2014 GSA Annual Meeting in Vancouver, British Columbia (19–22 October 2014)

Paper No. 214-1
Presentation Time: 9:00 AM


DOSS, Paul K.1, FELDHAUS, Aaron1, FORD, Chanse M.2, STEPHENS, Michael1 and CHAMBERS, Thomas Bryce3, (1)Geology and Physics, University of Southern Indiana, 8600 University Blvd, Evansville, IN 47712, (2)Geosciences, Western Michigan University, Kalamazoo, MI 49008, (3)TGE Resources, 8048 Northcourt Road, Houston, TX 77040, pdoss@usi.edu

The need for long-term monitoring of ground and surface water resources is well established. Baseline water resource data are prerequisite for resource management planning, quantifying resource extraction and reserves, detecting environmental change, monitoring ecosystem transformations and degradation, and identifying the impacts of local, regional, and global climate change. Moreover, long-term monitoring of water resources is particularly well suited as a research inquiry to be integrated within undergraduate programs in geoscience, hydrogeology and environmental science.

By definition, undergraduate students engaged in long-term water resources monitoring are exposed to the formulation of objectives and the related justifications of timely and relevant environmental research. Further, the students directly apply the concepts learned in the classroom and gain experience examining high resolution data that respond to both natural and anthropogenic stresses, display seasonal and longer variability and trends, and are easily combined with correlative data to be displayed graphically for visual examination. Long-term data also require quality assurance evaluation, statistical interpretation, and archiving. And importantly, these students will use and gain experience with state-of-the-art technology, instrumentation, modeling, and testing methods that prepare them well for the workforce and further study. Finally, students have the opportunity to prepare and submit research proposals for funding through grant programs targeted to undergraduate investigators.

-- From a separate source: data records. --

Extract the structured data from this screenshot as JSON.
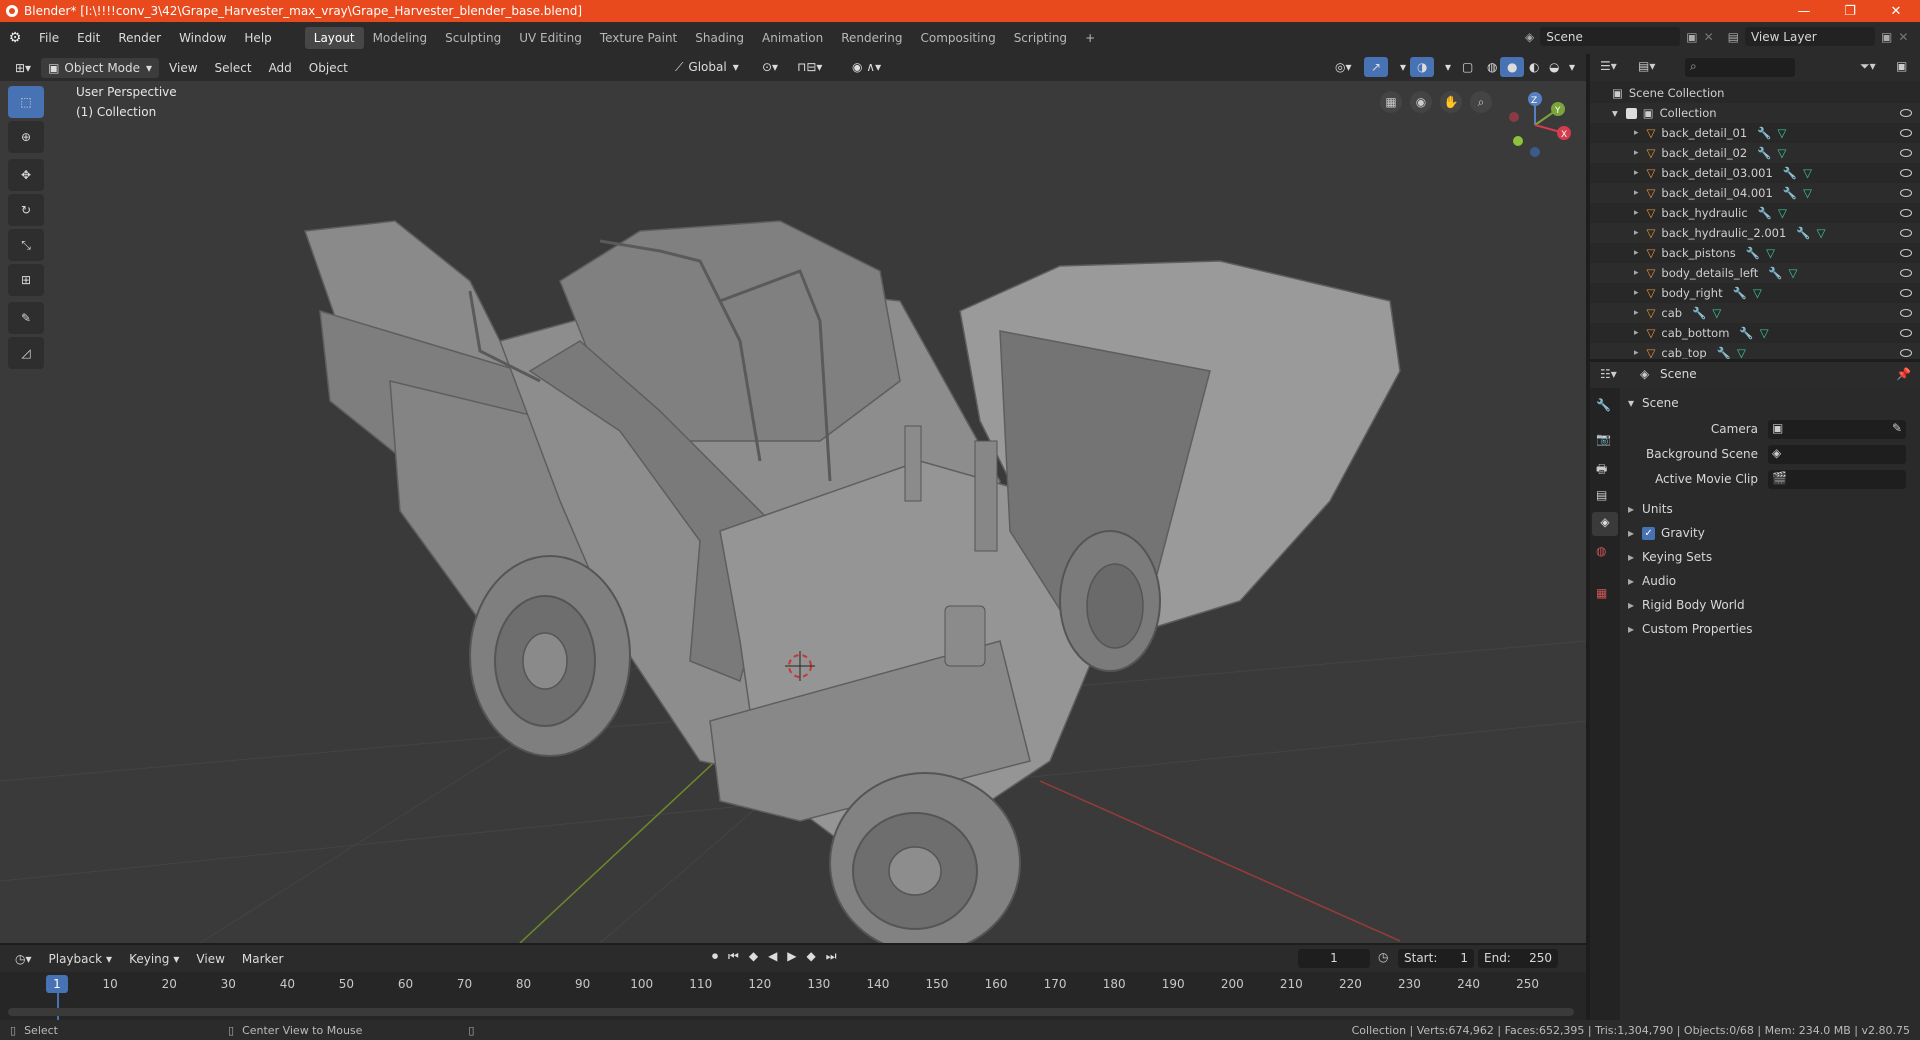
{
  "titlebar": {
    "title": "Blender* [I:\\!!!!conv_3\\42\\Grape_Harvester_max_vray\\Grape_Harvester_blender_base.blend]",
    "minimize": "—",
    "maximize": "❐",
    "close": "✕"
  },
  "menus": [
    "File",
    "Edit",
    "Render",
    "Window",
    "Help"
  ],
  "workspaces": [
    "Layout",
    "Modeling",
    "Sculpting",
    "UV Editing",
    "Texture Paint",
    "Shading",
    "Animation",
    "Rendering",
    "Compositing",
    "Scripting"
  ],
  "workspace_add": "+",
  "scene_selector": {
    "label": "Scene"
  },
  "view_layer": {
    "label": "View Layer"
  },
  "viewport_header": {
    "mode": "Object Mode",
    "view": "View",
    "select": "Select",
    "add": "Add",
    "object": "Object",
    "transform": "Global"
  },
  "viewport": {
    "perspective": "User Perspective",
    "collection": "(1) Collection"
  },
  "gizmo": {
    "x": "X",
    "y": "Y",
    "z": "Z"
  },
  "outliner": {
    "scene_collection": "Scene Collection",
    "collection": "Collection",
    "items": [
      "back_detail_01",
      "back_detail_02",
      "back_detail_03.001",
      "back_detail_04.001",
      "back_hydraulic",
      "back_hydraulic_2.001",
      "back_pistons",
      "body_details_left",
      "body_right",
      "cab",
      "cab_bottom",
      "cab_top"
    ]
  },
  "properties": {
    "header": "Scene",
    "panel_title": "Scene",
    "camera_label": "Camera",
    "background_scene_label": "Background Scene",
    "active_clip_label": "Active Movie Clip",
    "sections": [
      "Units",
      "Gravity",
      "Keying Sets",
      "Audio",
      "Rigid Body World",
      "Custom Properties"
    ],
    "gravity_checked": true
  },
  "timeline": {
    "playback": "Playback",
    "keying": "Keying",
    "view": "View",
    "marker": "Marker",
    "current_frame": "1",
    "start_label": "Start:",
    "start": "1",
    "end_label": "End:",
    "end": "250",
    "ticks": [
      "10",
      "20",
      "30",
      "40",
      "50",
      "60",
      "70",
      "80",
      "90",
      "100",
      "110",
      "120",
      "130",
      "140",
      "150",
      "160",
      "170",
      "180",
      "190",
      "200",
      "210",
      "220",
      "230",
      "240",
      "250"
    ]
  },
  "statusbar": {
    "select": "Select",
    "center": "Center View to Mouse",
    "stats": "Collection | Verts:674,962 | Faces:652,395 | Tris:1,304,790 | Objects:0/68 | Mem: 234.0 MB | v2.80.75"
  },
  "colors": {
    "title_accent": "#e8491d",
    "active_tool": "#4772b3",
    "object_orange": "#e8943a",
    "mesh_green": "#3ec9a0",
    "modifier_blue": "#6fa3e0"
  }
}
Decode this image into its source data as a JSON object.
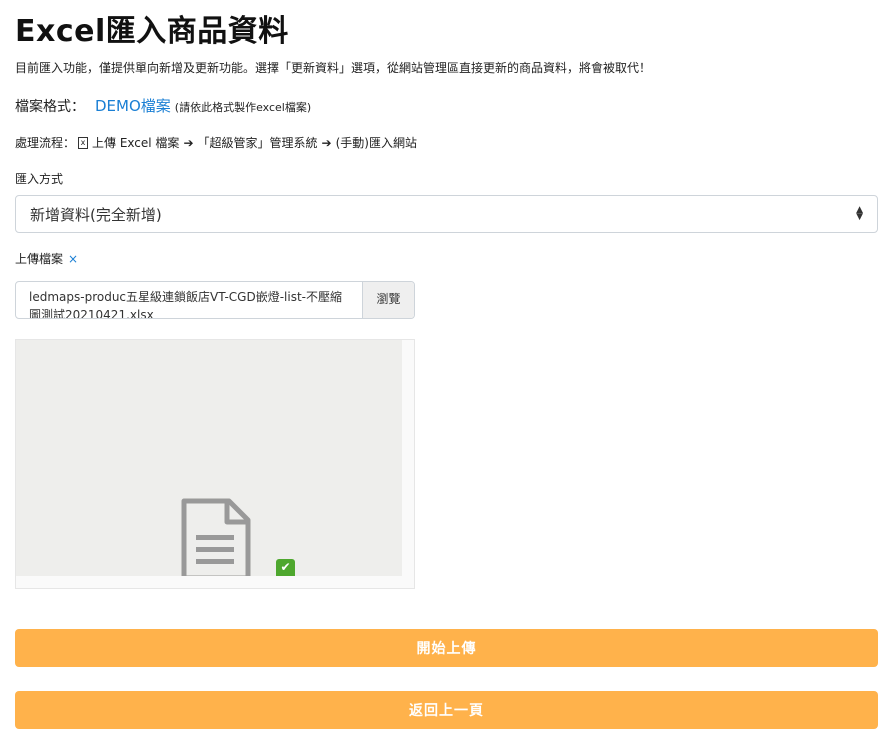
{
  "page": {
    "title": "Excel匯入商品資料",
    "description": "目前匯入功能，僅提供單向新增及更新功能。選擇「更新資料」選項，從網站管理區直接更新的商品資料，將會被取代！"
  },
  "format": {
    "label": "檔案格式：",
    "demo_link": "DEMO檔案",
    "note": "(請依此格式製作excel檔案)"
  },
  "flow": {
    "prefix": "處理流程：",
    "step1": "上傳 Excel 檔案",
    "step2": "「超級管家」管理系統",
    "step3": "(手動)匯入網站"
  },
  "import_method": {
    "label": "匯入方式",
    "selected": "新增資料(完全新增)"
  },
  "upload": {
    "label": "上傳檔案",
    "clear": "×",
    "file_name": "ledmaps-produc五星級連鎖飯店VT-CGD嵌燈-list-不壓縮圖測試20210421.xlsx",
    "browse_label": "瀏覽"
  },
  "buttons": {
    "start_upload": "開始上傳",
    "back": "返回上一頁"
  },
  "icons": {
    "file_icon": "file-excel-icon",
    "arrow": "arrow-right-icon",
    "document": "document-icon",
    "check": "check-icon",
    "caret": "select-caret-icon"
  },
  "colors": {
    "accent": "#1a7fd4",
    "button": "#ffb24b",
    "success": "#4ea72e"
  }
}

Undergraduate students at the University of Southern Indiana have been successful collaborators and grantees on long-term hydrogeological monitoring research for many years. Research projects include a Pennsylvanian sandstone aquifer that responds to several stressors including barometric change, Earth tides, and reduced groundwater extraction. Students also monitor water resources in Manistee National Forest, Michigan, in support of resource management and protection efforts. Research targets include assessing the potential threat of commercial groundwater extraction to aquatic resources of the forest and quantifying hydrologic change as a result of savannah ecosystem restoration on forest land.

  • DossGSA14Vancouver.pdf (10.7 MB)